In yesterday’s reflection for Palm Sunday, I wrote about how the crowd’s false expectations about Jesus blinded them to what he was telling them about who he was. Today, on Monday of Holy Week, I’d like to pick up on a similar thread from today’s Gospel: If the crowds could not see Jesus as he was because of who they wanted him to be, the religious authorities rejected what they did see — and tried to destroy it.
Today’s Gospel reading takes a step back in time, taking place in some quiet moments in between the raising of Lazarus and the events of Palm Sunday. It shows Jesus simply spending time with his good friends, Mary, Martha and Lazarus. But word has spread of the miracle that has taken place in Bethany, and crowds are starting to gather. Here’s what happens next:
When the great crowd … learned that he was there, they came not only because of Jesus but also to see Lazarus, whom he had raised from the dead. So the chief priests planned to put Lazarus to death as well, since it was on account of him that many of the people were deserting and were believing in Jesus (John 12.9-11).
It’s easy to act shocked at this. But it’s a pretty typical human response to seeing something we don’t want to see. It’s similar to why our first instinct when we see a strange bug in our homes is to smash it, or why people who call attention to big problems — think whistle-blowers, or women who call out sexual harassment, or climate scientists, or those who protest racial violence — are often seen as troublemakers. All too often, for those in power, if a problem isn’t visible, it doesn’t exist. And so the real problem to be solved is the person who makes them have to see it what they don’t want to see.
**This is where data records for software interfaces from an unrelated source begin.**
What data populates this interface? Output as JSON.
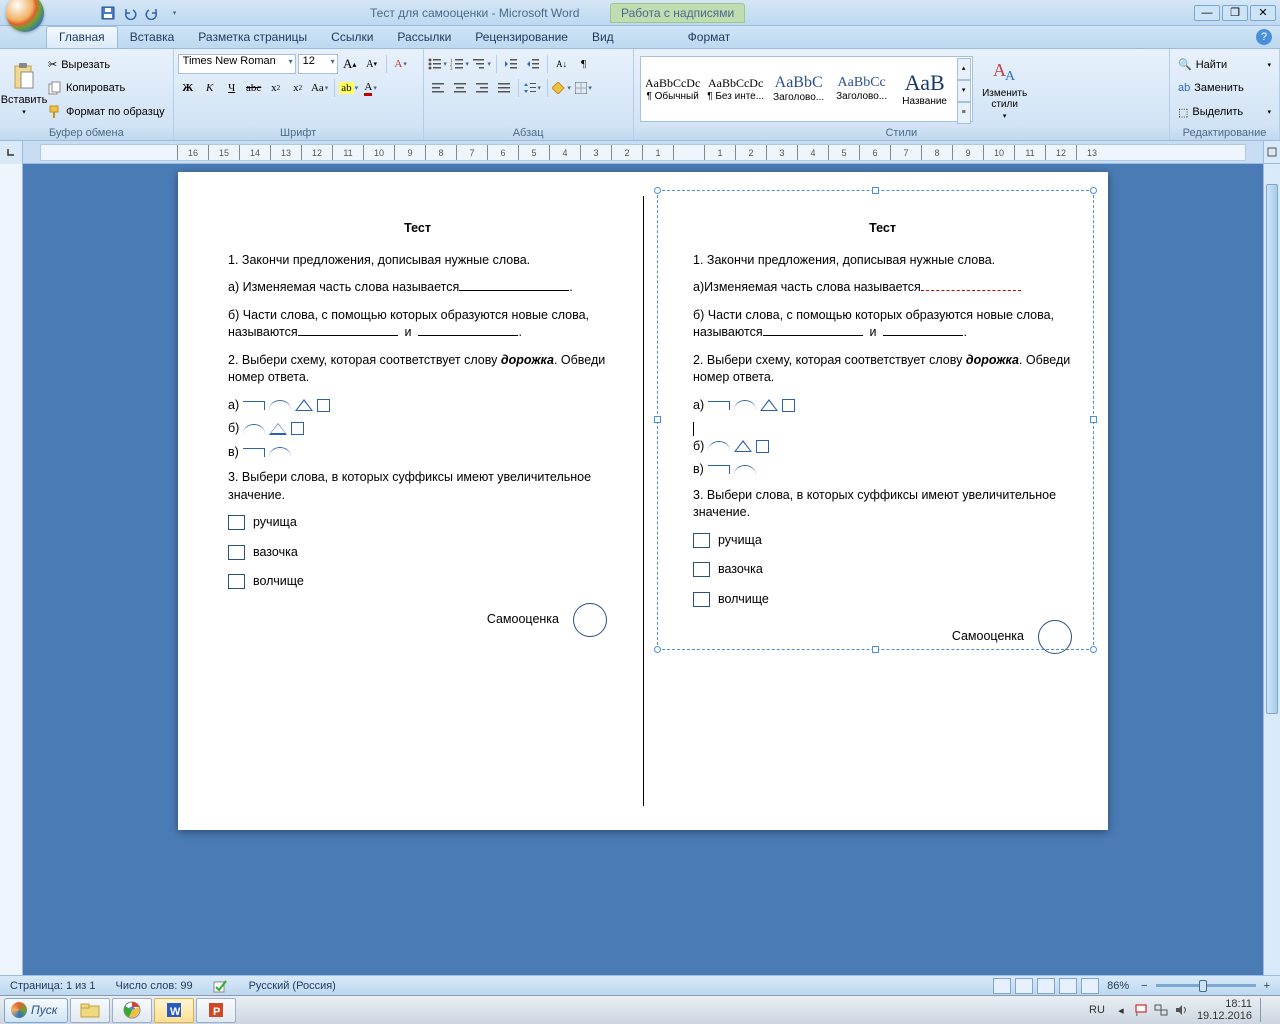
{
  "window": {
    "title": "Тест для самооценки - Microsoft Word",
    "context_tool": "Работа с надписями"
  },
  "tabs": {
    "home": "Главная",
    "insert": "Вставка",
    "layout": "Разметка страницы",
    "references": "Ссылки",
    "mailings": "Рассылки",
    "review": "Рецензирование",
    "view": "Вид",
    "format": "Формат"
  },
  "clipboard": {
    "paste": "Вставить",
    "cut": "Вырезать",
    "copy": "Копировать",
    "format_painter": "Формат по образцу",
    "group": "Буфер обмена"
  },
  "font": {
    "name": "Times New Roman",
    "size": "12",
    "group": "Шрифт"
  },
  "paragraph": {
    "group": "Абзац"
  },
  "styles": {
    "group": "Стили",
    "change": "Изменить стили",
    "items": [
      {
        "sample": "AaBbCcDc",
        "name": "¶ Обычный"
      },
      {
        "sample": "AaBbCcDc",
        "name": "¶ Без инте..."
      },
      {
        "sample": "AaBbC",
        "name": "Заголово..."
      },
      {
        "sample": "AaBbCc",
        "name": "Заголово..."
      },
      {
        "sample": "АаВ",
        "name": "Название"
      }
    ]
  },
  "editing": {
    "group": "Редактирование",
    "find": "Найти",
    "replace": "Заменить",
    "select": "Выделить"
  },
  "document": {
    "title": "Тест",
    "q1": "1. Закончи предложения, дописывая нужные слова.",
    "q1a_left": "а) Изменяемая часть слова  называется",
    "q1a_right": "а)Изменяемая часть слова  называется",
    "q1b": "б) Части слова, с помощью которых образуются новые слова, называются",
    "q1b_and": "и",
    "q2_pre": "2. Выбери схему, которая соответствует слову ",
    "q2_word": "дорожка",
    "q2_post": ". Обведи номер ответа.",
    "opt_a": "а)",
    "opt_b": "б)",
    "opt_v": "в)",
    "q3": "3. Выбери слова, в которых суффиксы имеют увеличительное значение.",
    "w1": "ручища",
    "w2": "вазочка",
    "w3": "волчище",
    "self": "Самооценка"
  },
  "status": {
    "page": "Страница: 1 из 1",
    "words": "Число слов: 99",
    "lang": "Русский (Россия)",
    "zoom": "86%"
  },
  "taskbar": {
    "start": "Пуск",
    "lang": "RU",
    "time": "18:11",
    "date": "19.12.2016"
  }
}
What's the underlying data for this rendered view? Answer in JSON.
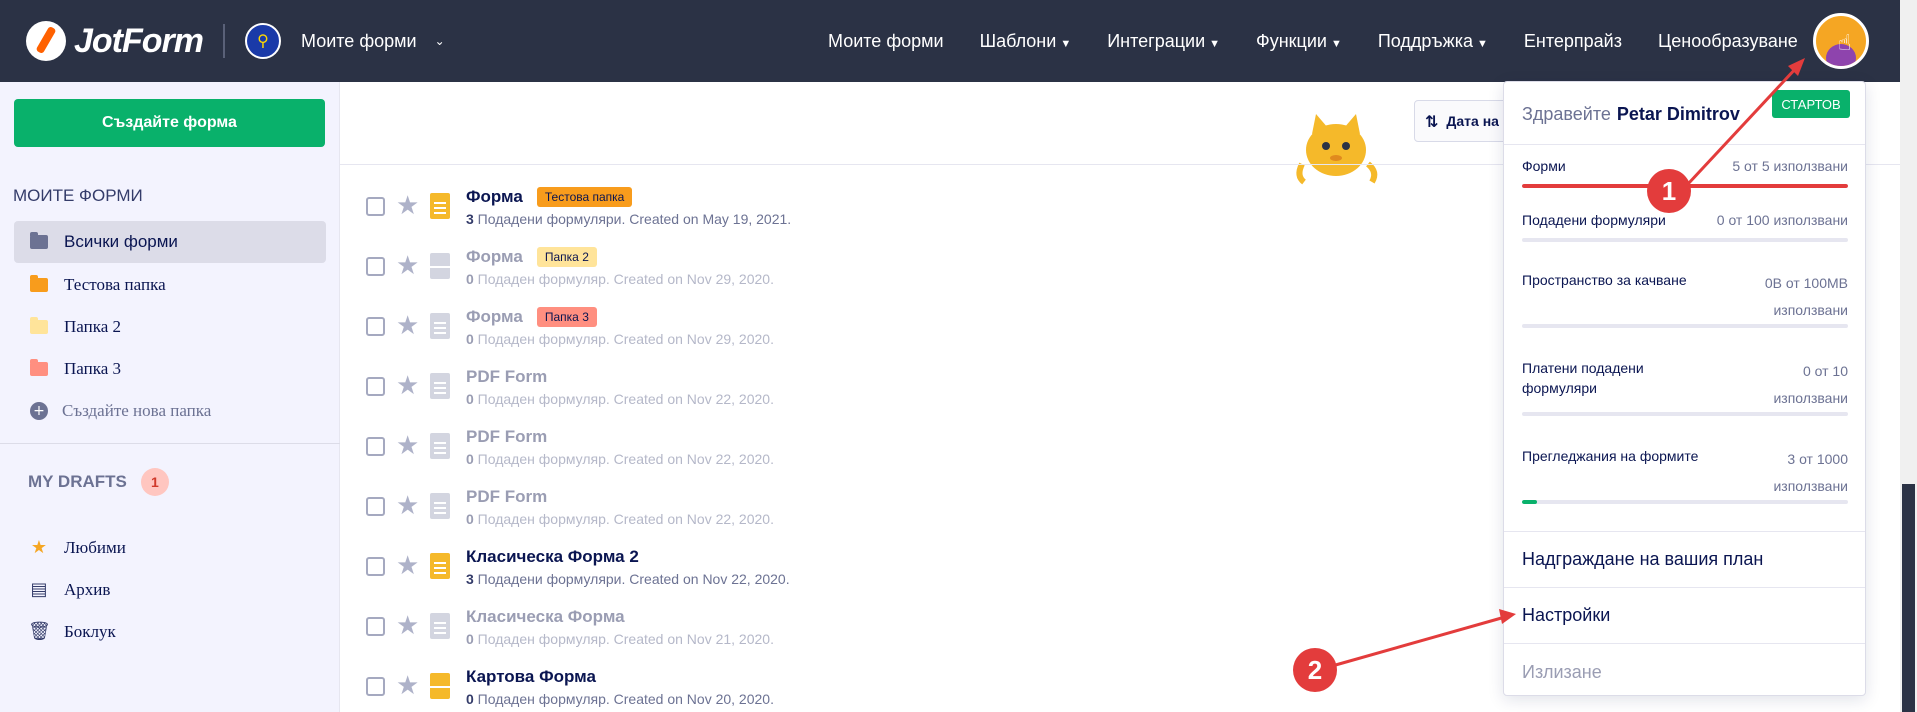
{
  "header": {
    "logo_text": "JotForm",
    "myforms_switch": "Моите форми",
    "nav": [
      {
        "label": "Моите форми",
        "caret": false
      },
      {
        "label": "Шаблони",
        "caret": true
      },
      {
        "label": "Интеграции",
        "caret": true
      },
      {
        "label": "Функции",
        "caret": true
      },
      {
        "label": "Поддръжка",
        "caret": true
      },
      {
        "label": "Ентерпрайз",
        "caret": false
      },
      {
        "label": "Ценообразуване",
        "caret": false
      }
    ]
  },
  "sidebar": {
    "create_button": "Създайте форма",
    "heading": "МОИТЕ ФОРМИ",
    "folders": [
      {
        "label": "Всички форми",
        "color": "#6c7293"
      },
      {
        "label": "Тестова папка",
        "color": "#f89c1c"
      },
      {
        "label": "Папка 2",
        "color": "#ffe49a"
      },
      {
        "label": "Папка 3",
        "color": "#ff8f80"
      }
    ],
    "new_folder": "Създайте нова папка",
    "drafts_label": "MY DRAFTS",
    "drafts_count": "1",
    "links": [
      {
        "label": "Любими",
        "icon": "star-icon"
      },
      {
        "label": "Архив",
        "icon": "archive-icon"
      },
      {
        "label": "Боклук",
        "icon": "trash-icon"
      }
    ]
  },
  "toolbar": {
    "sort_label": "Дата на"
  },
  "forms": [
    {
      "title": "Форма",
      "tag": "Тестова папка",
      "tag_color": "#f89c1c",
      "count": "3",
      "meta": " Подадени формуляри. Created on May 19, 2021.",
      "active": true,
      "icon": "list"
    },
    {
      "title": "Форма",
      "tag": "Папка 2",
      "tag_color": "#ffe49a",
      "count": "0",
      "meta": " Подаден формуляр. Created on Nov 29, 2020.",
      "active": false,
      "icon": "card"
    },
    {
      "title": "Форма",
      "tag": "Папка 3",
      "tag_color": "#ff8f80",
      "count": "0",
      "meta": " Подаден формуляр. Created on Nov 29, 2020.",
      "active": false,
      "icon": "list"
    },
    {
      "title": "PDF Form",
      "tag": "",
      "tag_color": "",
      "count": "0",
      "meta": " Подаден формуляр. Created on Nov 22, 2020.",
      "active": false,
      "icon": "list"
    },
    {
      "title": "PDF Form",
      "tag": "",
      "tag_color": "",
      "count": "0",
      "meta": " Подаден формуляр. Created on Nov 22, 2020.",
      "active": false,
      "icon": "list"
    },
    {
      "title": "PDF Form",
      "tag": "",
      "tag_color": "",
      "count": "0",
      "meta": " Подаден формуляр. Created on Nov 22, 2020.",
      "active": false,
      "icon": "list"
    },
    {
      "title": "Класическа Форма 2",
      "tag": "",
      "tag_color": "",
      "count": "3",
      "meta": " Подадени формуляри. Created on Nov 22, 2020.",
      "active": true,
      "icon": "list"
    },
    {
      "title": "Класическа Форма",
      "tag": "",
      "tag_color": "",
      "count": "0",
      "meta": " Подаден формуляр. Created on Nov 21, 2020.",
      "active": false,
      "icon": "list"
    },
    {
      "title": "Картова Форма",
      "tag": "",
      "tag_color": "",
      "count": "0",
      "meta": " Подаден формуляр. Created on Nov 20, 2020.",
      "active": true,
      "icon": "card"
    }
  ],
  "dropdown": {
    "greeting": "Здравейте",
    "user_name": "Petar Dimitrov",
    "plan": "СТАРТОВ",
    "usage": [
      {
        "label": "Форми",
        "value": "5 от 5 използвани",
        "fraction": 1.0,
        "color": "#e33c3c"
      },
      {
        "label": "Подадени формуляри",
        "value": "0 от 100 използвани",
        "fraction": 0.0,
        "color": "#09b16b"
      },
      {
        "label": "Пространство за качване",
        "value": "0B от 100MB използвани",
        "fraction": 0.0,
        "color": "#09b16b"
      },
      {
        "label": "Платени подадени формуляри",
        "value": "0 от 10 използвани",
        "fraction": 0.0,
        "color": "#09b16b"
      },
      {
        "label": "Прегледжания на формите",
        "value": "3 от 1000 използвани",
        "fraction": 0.003,
        "color": "#09b16b"
      }
    ],
    "upgrade": "Надграждане на вашия план",
    "settings": "Настройки",
    "logout": "Излизане"
  },
  "annotations": {
    "marker_1": "1",
    "marker_2": "2",
    "arrow_color": "#e33c3c"
  }
}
To the religious authorities, Lazarus is a problem. Jesus has drawn their ire by speaking truth to them and not being impressed by their authority. And now he goes and raises a man from the dead, undermining their power even more. Lazarus is a problem, and so he must be destroyed.
Of course, Lazarus is not actually a problem. In fact he’s a glorious sign of the coming of God’s kingdom, a symbol of life’s ultimate power over death. The real problem is that the authorities have become so comfortable and confident in their own power, that they are closed to what God is doing in their very midst, and so perceive the presence and power of God as a threat.
It’s far easier to see this tendency in others — especially those with more power and privilege than we have — than it is to see it in ourselves. But we’d be foolish to think that this tendency is not alive and well in all of our hearts. And so if yesterday’s Gospel challenged us to meditate on where our expectations of what God ‘must’ be like might be getting in the way of our truly seeing and knowing God, today’s Gospel challenges us to examine in what ways we might be rejecting uncomfortable truths, about ourselves, our world, and our God.
After all, God’s Kingdom is within and among us; it would be a real tragedy to be like the chief priests in today’s Gospel and miss it.